▶
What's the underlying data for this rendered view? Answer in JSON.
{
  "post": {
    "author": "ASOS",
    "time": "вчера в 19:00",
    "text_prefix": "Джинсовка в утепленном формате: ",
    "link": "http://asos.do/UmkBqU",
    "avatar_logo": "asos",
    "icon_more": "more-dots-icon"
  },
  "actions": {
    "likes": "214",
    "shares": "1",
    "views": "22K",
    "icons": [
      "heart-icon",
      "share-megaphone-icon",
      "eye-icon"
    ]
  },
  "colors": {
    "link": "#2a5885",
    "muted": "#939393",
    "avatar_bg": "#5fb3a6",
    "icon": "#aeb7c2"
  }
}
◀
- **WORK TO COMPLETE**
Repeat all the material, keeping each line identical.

- **RESULT FOR THIS EXERCISE**
What's the underlying data for this rendered view? Answer in JSON.
{
  "post": {
    "author": "ASOS",
    "time": "вчера в 19:00",
    "text_prefix": "Джинсовка в утепленном формате: ",
    "link": "http://asos.do/UmkBqU",
    "avatar_logo": "asos",
    "icon_more": "more-dots-icon"
  },
  "actions": {
    "likes": "214",
    "shares": "1",
    "views": "22K",
    "icons": [
      "heart-icon",
      "share-megaphone-icon",
      "eye-icon"
    ]
  },
  "colors": {
    "link": "#2a5885",
    "muted": "#939393",
    "avatar_bg": "#5fb3a6",
    "icon": "#aeb7c2"
  }
}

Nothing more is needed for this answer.